• [What you are asked to do]
How many lines in the entries below include the word "Display"? Respond with the number only.

-- Supplied information follows --

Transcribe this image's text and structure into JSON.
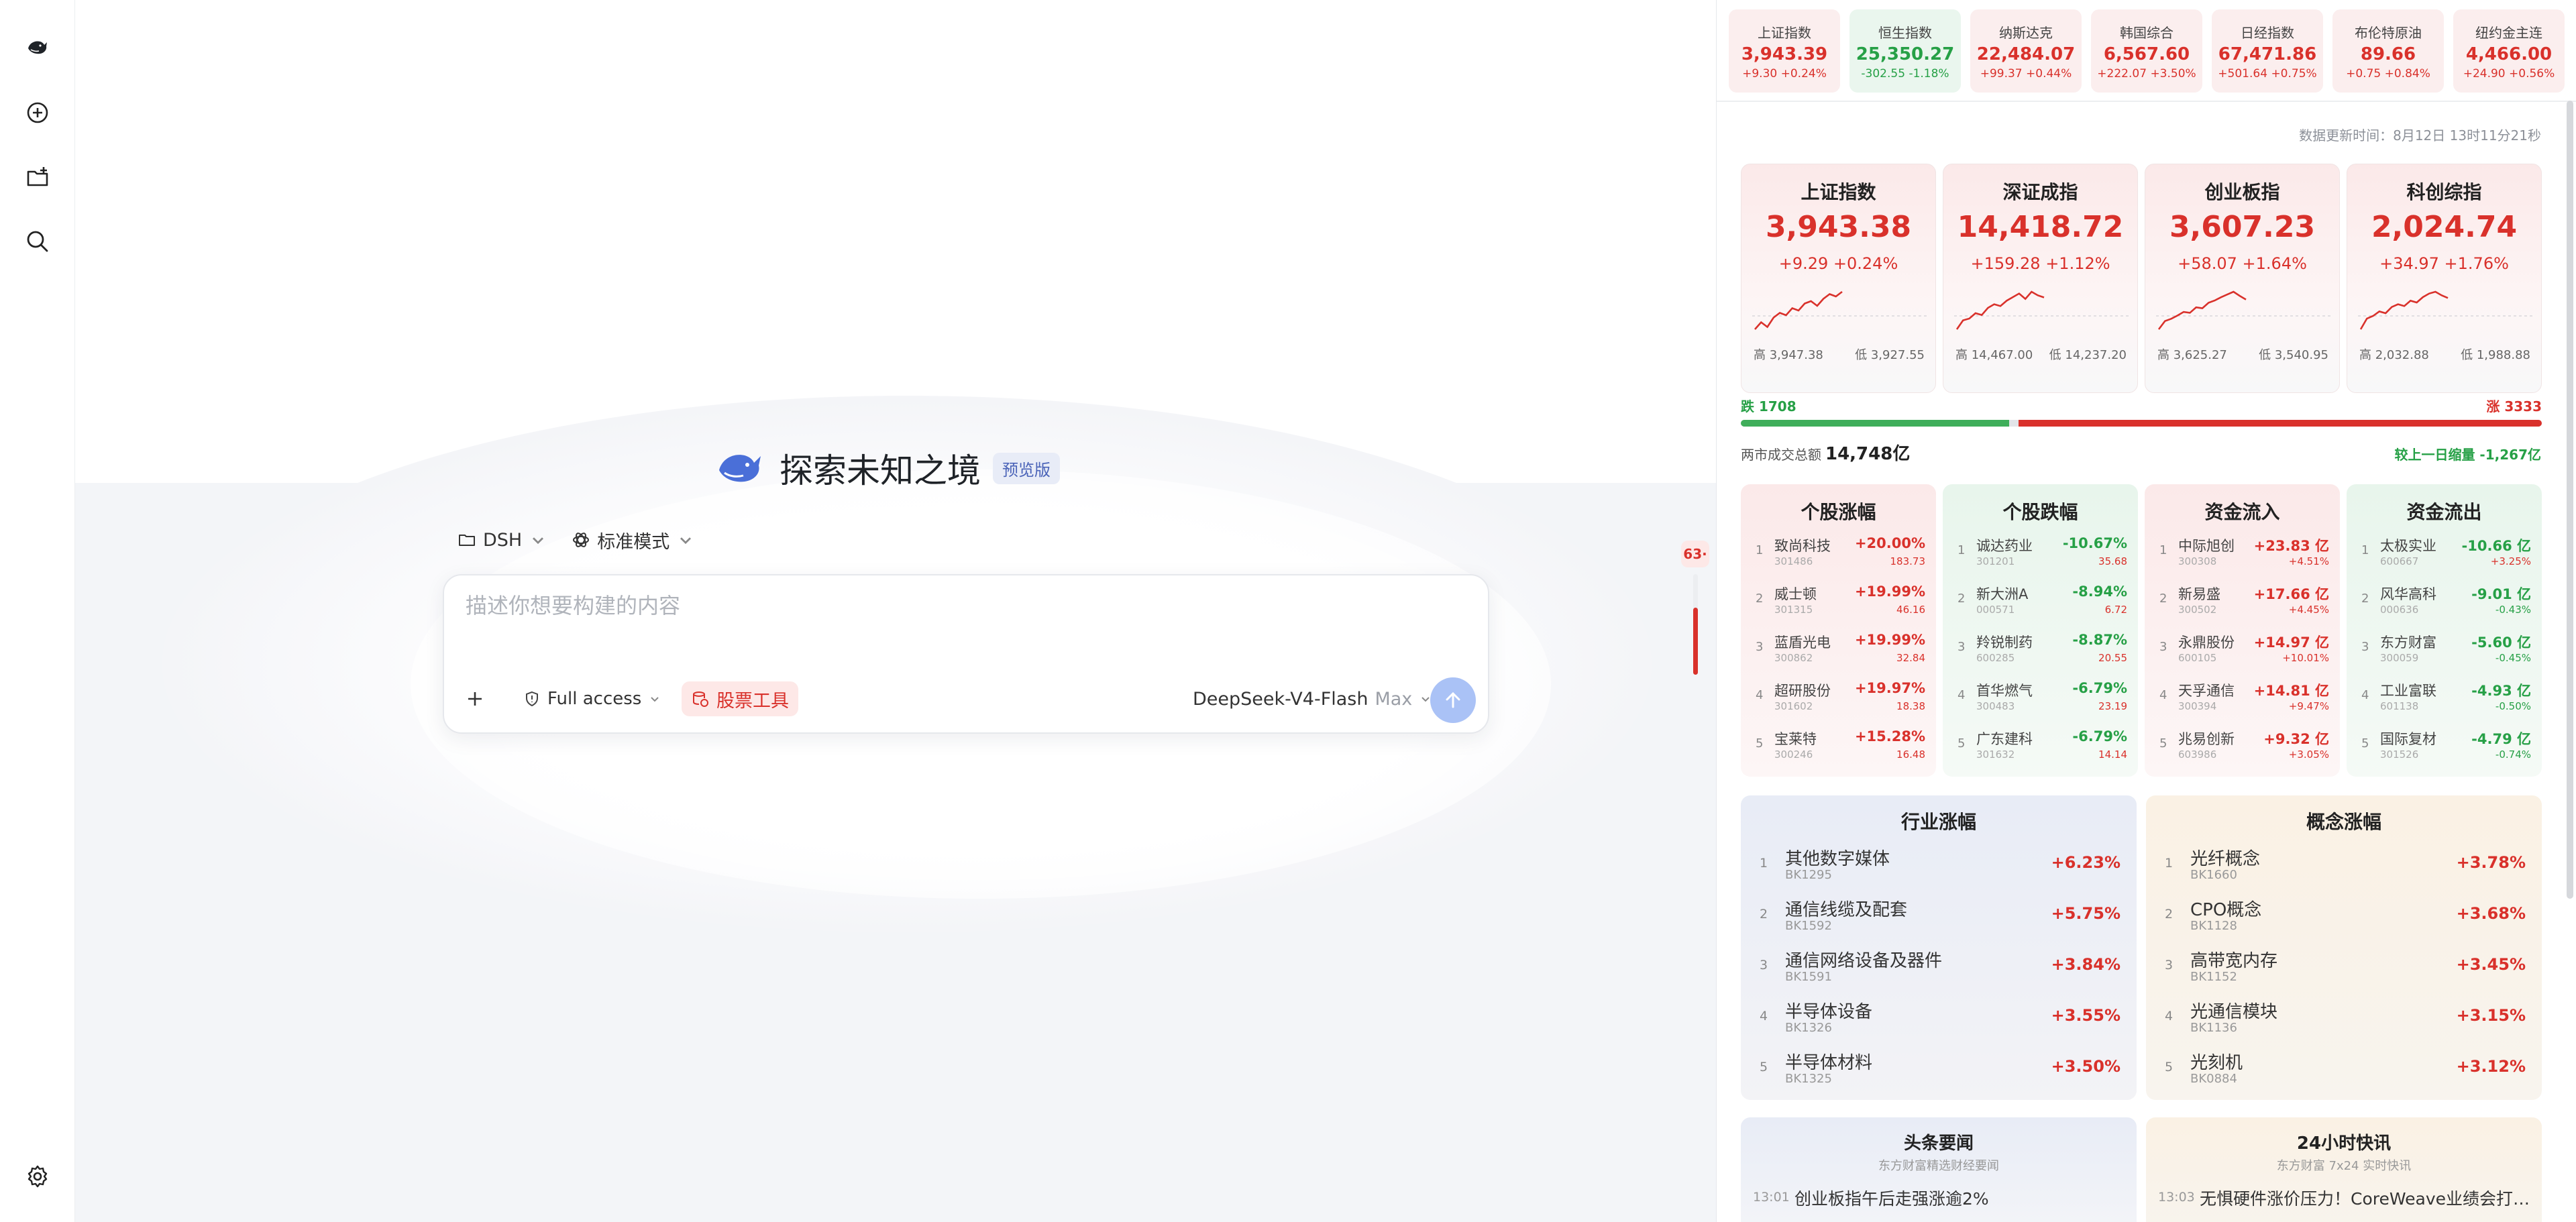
{
  "app": {
    "hero_title": "探索未知之境",
    "hero_badge": "预览版"
  },
  "rail": {
    "items": [
      {
        "icon": "whale-logo-icon"
      },
      {
        "icon": "new-chat-icon"
      },
      {
        "icon": "new-project-icon"
      },
      {
        "icon": "search-icon"
      },
      {
        "icon": "settings-icon"
      }
    ]
  },
  "toolbar": {
    "project_label": "DSH",
    "mode_label": "标准模式"
  },
  "composer": {
    "placeholder": "描述你想要构建的内容",
    "access_label": "Full access",
    "stock_tool_label": "股票工具",
    "model_label": "DeepSeek-V4-Flash",
    "model_tier": "Max"
  },
  "scroll_badge": "63·",
  "ticker": [
    {
      "name": "上证指数",
      "price": "3,943.39",
      "change": "+9.30",
      "pct": "+0.24%",
      "dir": "up"
    },
    {
      "name": "恒生指数",
      "price": "25,350.27",
      "change": "-302.55",
      "pct": "-1.18%",
      "dir": "down"
    },
    {
      "name": "纳斯达克",
      "price": "22,484.07",
      "change": "+99.37",
      "pct": "+0.44%",
      "dir": "up"
    },
    {
      "name": "韩国综合",
      "price": "6,567.60",
      "change": "+222.07",
      "pct": "+3.50%",
      "dir": "up"
    },
    {
      "name": "日经指数",
      "price": "67,471.86",
      "change": "+501.64",
      "pct": "+0.75%",
      "dir": "up"
    },
    {
      "name": "布伦特原油",
      "price": "89.66",
      "change": "+0.75",
      "pct": "+0.84%",
      "dir": "up"
    },
    {
      "name": "纽约金主连",
      "price": "4,466.00",
      "change": "+24.90",
      "pct": "+0.56%",
      "dir": "up"
    }
  ],
  "update_time": "数据更新时间：8月12日 13时11分21秒",
  "indices": [
    {
      "name": "上证指数",
      "price": "3,943.38",
      "change": "+9.29",
      "pct": "+0.24%",
      "high": "高 3,947.38",
      "low": "低 3,927.55",
      "spark": [
        3928,
        3931,
        3929,
        3933,
        3935,
        3934,
        3937,
        3936,
        3939,
        3940,
        3938,
        3941,
        3943,
        3942,
        3944
      ]
    },
    {
      "name": "深证成指",
      "price": "14,418.72",
      "change": "+159.28",
      "pct": "+1.12%",
      "high": "高 14,467.00",
      "low": "低 14,237.20",
      "spark": [
        14240,
        14290,
        14300,
        14330,
        14320,
        14360,
        14380,
        14370,
        14400,
        14420,
        14440,
        14410,
        14450,
        14430,
        14418
      ]
    },
    {
      "name": "创业板指",
      "price": "3,607.23",
      "change": "+58.07",
      "pct": "+1.64%",
      "high": "高 3,625.27",
      "low": "低 3,540.95",
      "spark": [
        3542,
        3560,
        3565,
        3572,
        3580,
        3578,
        3590,
        3588,
        3600,
        3605,
        3612,
        3618,
        3624,
        3615,
        3607
      ]
    },
    {
      "name": "科创综指",
      "price": "2,024.74",
      "change": "+34.97",
      "pct": "+1.76%",
      "high": "高 2,032.88",
      "low": "低 1,988.88",
      "spark": [
        1990,
        2002,
        2005,
        2010,
        2008,
        2015,
        2018,
        2016,
        2022,
        2020,
        2026,
        2030,
        2032,
        2028,
        2025
      ]
    }
  ],
  "breadth": {
    "down_label": "跌 1708",
    "up_label": "涨 3333",
    "down": 1708,
    "flat": 60,
    "up": 3333
  },
  "turnover": {
    "label": "两市成交总额",
    "value": "14,748亿",
    "change": "较上一日缩量 -1,267亿"
  },
  "movers": [
    {
      "title": "个股涨幅",
      "tone": "up",
      "rows": [
        {
          "name": "致尚科技",
          "code": "301486",
          "v1": "+20.00%",
          "v2": "183.73"
        },
        {
          "name": "威士顿",
          "code": "301315",
          "v1": "+19.99%",
          "v2": "46.16"
        },
        {
          "name": "蓝盾光电",
          "code": "300862",
          "v1": "+19.99%",
          "v2": "32.84"
        },
        {
          "name": "超研股份",
          "code": "301602",
          "v1": "+19.97%",
          "v2": "18.38"
        },
        {
          "name": "宝莱特",
          "code": "300246",
          "v1": "+15.28%",
          "v2": "16.48"
        }
      ]
    },
    {
      "title": "个股跌幅",
      "tone": "down",
      "rows": [
        {
          "name": "诚达药业",
          "code": "301201",
          "v1": "-10.67%",
          "v2": "35.68"
        },
        {
          "name": "新大洲A",
          "code": "000571",
          "v1": "-8.94%",
          "v2": "6.72"
        },
        {
          "name": "羚锐制药",
          "code": "600285",
          "v1": "-8.87%",
          "v2": "20.55"
        },
        {
          "name": "首华燃气",
          "code": "300483",
          "v1": "-6.79%",
          "v2": "23.19"
        },
        {
          "name": "广东建科",
          "code": "301632",
          "v1": "-6.79%",
          "v2": "14.14"
        }
      ]
    },
    {
      "title": "资金流入",
      "tone": "up",
      "rows": [
        {
          "name": "中际旭创",
          "code": "300308",
          "v1": "+23.83 亿",
          "v2": "+4.51%"
        },
        {
          "name": "新易盛",
          "code": "300502",
          "v1": "+17.66 亿",
          "v2": "+4.45%"
        },
        {
          "name": "永鼎股份",
          "code": "600105",
          "v1": "+14.97 亿",
          "v2": "+10.01%"
        },
        {
          "name": "天孚通信",
          "code": "300394",
          "v1": "+14.81 亿",
          "v2": "+9.47%"
        },
        {
          "name": "兆易创新",
          "code": "603986",
          "v1": "+9.32 亿",
          "v2": "+3.05%"
        }
      ]
    },
    {
      "title": "资金流出",
      "tone": "down",
      "rows": [
        {
          "name": "太极实业",
          "code": "600667",
          "v1": "-10.66 亿",
          "v2": "+3.25%"
        },
        {
          "name": "风华高科",
          "code": "000636",
          "v1": "-9.01 亿",
          "v2": "-0.43%"
        },
        {
          "name": "东方财富",
          "code": "300059",
          "v1": "-5.60 亿",
          "v2": "-0.45%"
        },
        {
          "name": "工业富联",
          "code": "601138",
          "v1": "-4.93 亿",
          "v2": "-0.50%"
        },
        {
          "name": "国际复材",
          "code": "301526",
          "v1": "-4.79 亿",
          "v2": "-0.74%"
        }
      ]
    }
  ],
  "sectors": [
    {
      "title": "行业涨幅",
      "rows": [
        {
          "name": "其他数字媒体",
          "code": "BK1295",
          "v": "+6.23%"
        },
        {
          "name": "通信线缆及配套",
          "code": "BK1592",
          "v": "+5.75%"
        },
        {
          "name": "通信网络设备及器件",
          "code": "BK1591",
          "v": "+3.84%"
        },
        {
          "name": "半导体设备",
          "code": "BK1326",
          "v": "+3.55%"
        },
        {
          "name": "半导体材料",
          "code": "BK1325",
          "v": "+3.50%"
        }
      ]
    },
    {
      "title": "概念涨幅",
      "rows": [
        {
          "name": "光纤概念",
          "code": "BK1660",
          "v": "+3.78%"
        },
        {
          "name": "CPO概念",
          "code": "BK1128",
          "v": "+3.68%"
        },
        {
          "name": "高带宽内存",
          "code": "BK1152",
          "v": "+3.45%"
        },
        {
          "name": "光通信模块",
          "code": "BK1136",
          "v": "+3.15%"
        },
        {
          "name": "光刻机",
          "code": "BK0884",
          "v": "+3.12%"
        }
      ]
    }
  ],
  "news": [
    {
      "title": "头条要闻",
      "sub": "东方财富精选财经要闻",
      "time": "13:01",
      "text": "创业板指午后走强涨逾2%"
    },
    {
      "title": "24小时快讯",
      "sub": "东方财富 7x24 实时快讯",
      "time": "13:03",
      "text": "无惧硬件涨价压力！CoreWeave业绩会打消..."
    }
  ],
  "colors": {
    "up": "#d9312b",
    "down": "#26a046",
    "accent": "#4a6fd8"
  }
}
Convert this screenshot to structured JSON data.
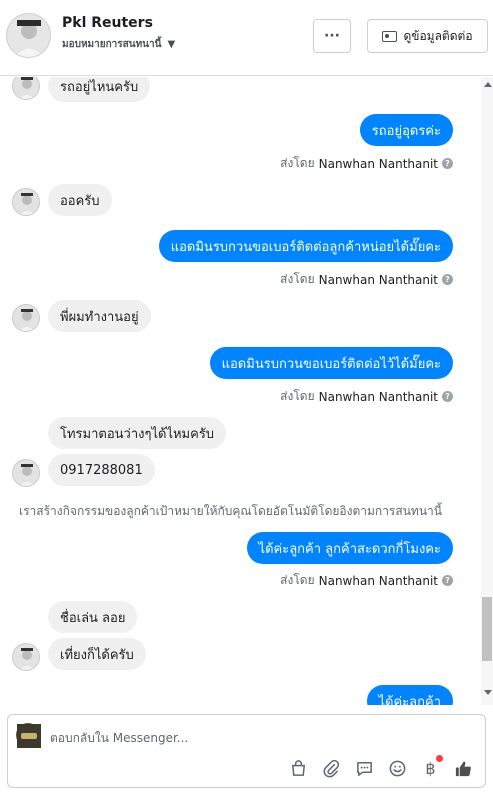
{
  "header": {
    "name": "Pkl Reuters",
    "subtitle": "มอบหมายการสนทนานี้",
    "more_label": "···",
    "contact_label": "ดูข้อมูลติดต่อ"
  },
  "messages": {
    "m1": "รถอยู่ไหนครับ",
    "m2": "รถอยู่อุดรค่ะ",
    "m3": "ออครับ",
    "m4": "แอดมินรบกวนขอเบอร์ติดต่อลูกค้าหน่อยได้มั๊ยคะ",
    "m5": "พี่ผมทำงานอยู่",
    "m6": "แอดมินรบกวนขอเบอร์ติดต่อไว้ได้มั๊ยคะ",
    "m7": "โทรมาตอนว่างๆได้ไหมครับ",
    "m8": "0917288081",
    "m9": "ได้ค่ะลูกค้า ลูกค้าสะดวกกี่โมงคะ",
    "m10": "ชื่อเล่น ลอย",
    "m11": "เที่ยงก็ได้ครับ",
    "m12": "ได้ค่ะลูกค้า"
  },
  "sent_by": {
    "prefix": "ส่งโดย",
    "sender": "Nanwhan Nanthanit",
    "help": "?"
  },
  "notice": "เราสร้างกิจกรรมของลูกค้าเป้าหมายให้กับคุณโดยอัตโนมัติโดยอิงตามการสนทนานี้",
  "composer": {
    "placeholder": "ตอบกลับใน Messenger..."
  },
  "icons": {
    "tools": [
      "shopping-bag-icon",
      "paperclip-icon",
      "saved-reply-icon",
      "emoji-icon",
      "baht-icon",
      "thumbs-up-icon"
    ]
  },
  "colors": {
    "outgoing": "#0084ff",
    "incoming": "#f1f0f0",
    "notification": "#fa3e3e"
  }
}
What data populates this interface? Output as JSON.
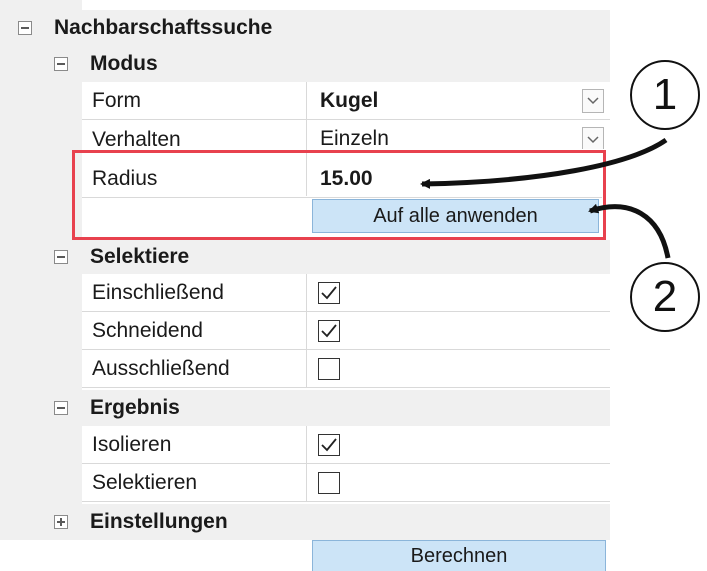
{
  "panel": {
    "title": "Nachbarschaftssuche",
    "modus": {
      "header": "Modus",
      "form_label": "Form",
      "form_value": "Kugel",
      "verhalten_label": "Verhalten",
      "verhalten_value": "Einzeln",
      "radius_label": "Radius",
      "radius_value": "15.00",
      "apply_all_label": "Auf alle anwenden"
    },
    "selektiere": {
      "header": "Selektiere",
      "items": [
        {
          "label": "Einschließend",
          "checked": true
        },
        {
          "label": "Schneidend",
          "checked": true
        },
        {
          "label": "Ausschließend",
          "checked": false
        }
      ]
    },
    "ergebnis": {
      "header": "Ergebnis",
      "items": [
        {
          "label": "Isolieren",
          "checked": true
        },
        {
          "label": "Selektieren",
          "checked": false
        }
      ]
    },
    "einstellungen": {
      "header": "Einstellungen"
    },
    "calculate_label": "Berechnen"
  },
  "callouts": {
    "one": "1",
    "two": "2"
  },
  "colors": {
    "highlight": "#e8414e",
    "button_bg": "#cce4f7",
    "band_bg": "#f0f0f0"
  }
}
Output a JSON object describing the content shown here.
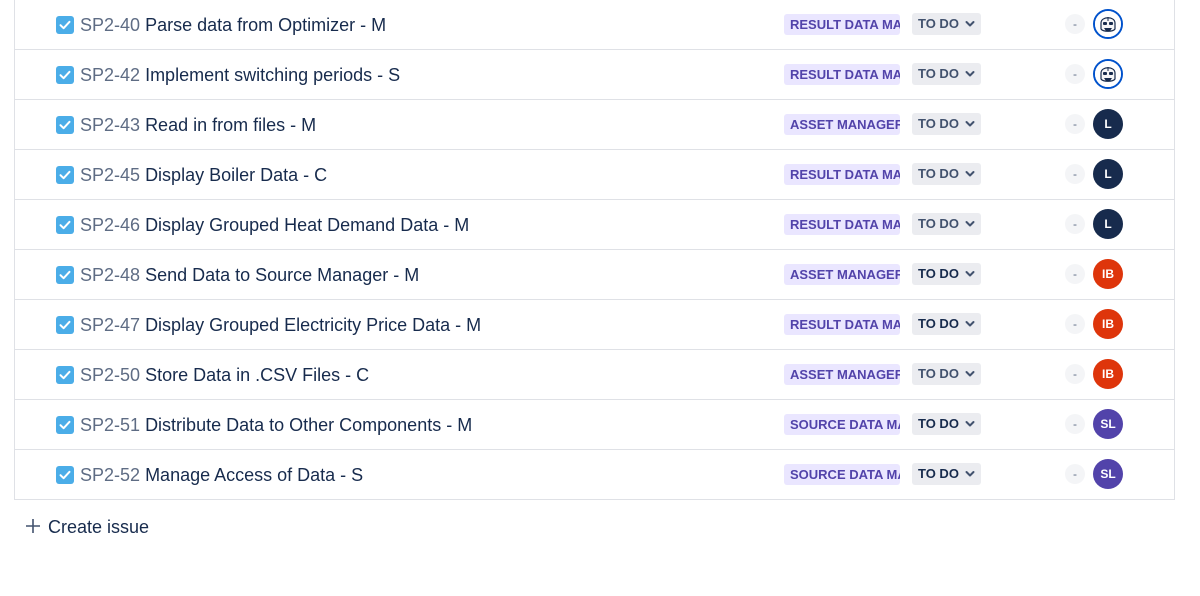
{
  "issues": [
    {
      "key": "SP2-40",
      "title": "Parse data from Optimizer - M",
      "epic": "RESULT DATA MANAGER",
      "status": "TO DO",
      "estimate": "-",
      "assignee": {
        "type": "trooper",
        "initials": "",
        "color": "#0052cc"
      }
    },
    {
      "key": "SP2-42",
      "title": "Implement switching periods - S",
      "epic": "RESULT DATA MANAGER",
      "status": "TO DO",
      "estimate": "-",
      "assignee": {
        "type": "trooper",
        "initials": "",
        "color": "#0052cc"
      }
    },
    {
      "key": "SP2-43",
      "title": "Read in from files - M",
      "epic": "ASSET MANAGER",
      "status": "TO DO",
      "estimate": "-",
      "assignee": {
        "type": "initials",
        "initials": "L",
        "color": "#172b4d"
      }
    },
    {
      "key": "SP2-45",
      "title": "Display Boiler Data - C",
      "epic": "RESULT DATA MANAGER",
      "status": "TO DO",
      "estimate": "-",
      "assignee": {
        "type": "initials",
        "initials": "L",
        "color": "#172b4d"
      }
    },
    {
      "key": "SP2-46",
      "title": "Display Grouped Heat Demand Data - M",
      "epic": "RESULT DATA MANAGER",
      "status": "TO DO",
      "estimate": "-",
      "assignee": {
        "type": "initials",
        "initials": "L",
        "color": "#172b4d"
      }
    },
    {
      "key": "SP2-48",
      "title": "Send Data to Source Manager - M",
      "epic": "ASSET MANAGER",
      "status": "TO DO",
      "estimate": "-",
      "assignee": {
        "type": "initials",
        "initials": "IB",
        "color": "#de350b"
      }
    },
    {
      "key": "SP2-47",
      "title": "Display Grouped Electricity Price Data - M",
      "epic": "RESULT DATA MANAGER",
      "status": "TO DO",
      "estimate": "-",
      "assignee": {
        "type": "initials",
        "initials": "IB",
        "color": "#de350b"
      }
    },
    {
      "key": "SP2-50",
      "title": "Store Data in .CSV Files - C",
      "epic": "ASSET MANAGER",
      "status": "TO DO",
      "estimate": "-",
      "assignee": {
        "type": "initials",
        "initials": "IB",
        "color": "#de350b"
      }
    },
    {
      "key": "SP2-51",
      "title": "Distribute Data to Other Components - M",
      "epic": "SOURCE DATA MANAGER",
      "status": "TO DO",
      "estimate": "-",
      "assignee": {
        "type": "initials",
        "initials": "SL",
        "color": "#5243aa"
      }
    },
    {
      "key": "SP2-52",
      "title": "Manage Access of Data - S",
      "epic": "SOURCE DATA MANAGER",
      "status": "TO DO",
      "estimate": "-",
      "assignee": {
        "type": "initials",
        "initials": "SL",
        "color": "#5243aa"
      }
    }
  ],
  "create_issue_label": "Create issue",
  "colors": {
    "checkbox": "#4bade8",
    "epic_bg": "#eae6ff",
    "epic_text": "#5243aa",
    "status_bg": "#ebecf0"
  },
  "icons": {
    "checkbox": "task-checkbox-icon",
    "chevron": "chevron-down-icon",
    "plus": "plus-icon"
  }
}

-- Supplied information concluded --

• [Solution]
3